§ **ABOUT THIS EXERCISE**
The whole answer is the data below, retyped exactly.
*** DATASET EXTRACT ***
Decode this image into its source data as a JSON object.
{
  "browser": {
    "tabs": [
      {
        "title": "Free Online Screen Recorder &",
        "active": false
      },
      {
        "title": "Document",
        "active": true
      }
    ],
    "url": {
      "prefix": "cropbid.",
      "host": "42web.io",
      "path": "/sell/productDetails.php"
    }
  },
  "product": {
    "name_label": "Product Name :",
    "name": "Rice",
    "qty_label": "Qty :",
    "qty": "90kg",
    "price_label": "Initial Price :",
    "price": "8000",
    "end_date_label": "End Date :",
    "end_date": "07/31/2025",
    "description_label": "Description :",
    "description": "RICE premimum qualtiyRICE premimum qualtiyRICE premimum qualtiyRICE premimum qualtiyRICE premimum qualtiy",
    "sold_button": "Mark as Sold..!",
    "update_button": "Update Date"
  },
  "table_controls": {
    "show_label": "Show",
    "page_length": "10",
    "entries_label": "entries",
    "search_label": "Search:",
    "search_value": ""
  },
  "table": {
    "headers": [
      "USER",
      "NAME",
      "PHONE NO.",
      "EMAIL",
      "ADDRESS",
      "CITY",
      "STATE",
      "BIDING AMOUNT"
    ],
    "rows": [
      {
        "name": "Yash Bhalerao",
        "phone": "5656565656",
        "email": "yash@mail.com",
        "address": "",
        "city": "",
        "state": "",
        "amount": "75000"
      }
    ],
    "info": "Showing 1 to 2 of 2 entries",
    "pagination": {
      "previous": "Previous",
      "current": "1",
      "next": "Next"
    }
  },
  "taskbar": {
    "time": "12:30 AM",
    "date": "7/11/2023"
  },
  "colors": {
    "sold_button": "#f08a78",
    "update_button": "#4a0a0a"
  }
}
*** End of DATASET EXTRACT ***
§ **FINISHED EXERCISE**
Decode this image into its source data as a JSON object.
{
  "browser": {
    "tabs": [
      {
        "title": "Free Online Screen Recorder &",
        "active": false
      },
      {
        "title": "Document",
        "active": true
      }
    ],
    "url": {
      "prefix": "cropbid.",
      "host": "42web.io",
      "path": "/sell/productDetails.php"
    }
  },
  "product": {
    "name_label": "Product Name :",
    "name": "Rice",
    "qty_label": "Qty :",
    "qty": "90kg",
    "price_label": "Initial Price :",
    "price": "8000",
    "end_date_label": "End Date :",
    "end_date": "07/31/2025",
    "description_label": "Description :",
    "description": "RICE premimum qualtiyRICE premimum qualtiyRICE premimum qualtiyRICE premimum qualtiyRICE premimum qualtiy",
    "sold_button": "Mark as Sold..!",
    "update_button": "Update Date"
  },
  "table_controls": {
    "show_label": "Show",
    "page_length": "10",
    "entries_label": "entries",
    "search_label": "Search:",
    "search_value": ""
  },
  "table": {
    "headers": [
      "USER",
      "NAME",
      "PHONE NO.",
      "EMAIL",
      "ADDRESS",
      "CITY",
      "STATE",
      "BIDING AMOUNT"
    ],
    "rows": [
      {
        "name": "Yash Bhalerao",
        "phone": "5656565656",
        "email": "yash@mail.com",
        "address": "",
        "city": "",
        "state": "",
        "amount": "75000"
      }
    ],
    "info": "Showing 1 to 2 of 2 entries",
    "pagination": {
      "previous": "Previous",
      "current": "1",
      "next": "Next"
    }
  },
  "taskbar": {
    "time": "12:30 AM",
    "date": "7/11/2023"
  },
  "colors": {
    "sold_button": "#f08a78",
    "update_button": "#4a0a0a"
  }
}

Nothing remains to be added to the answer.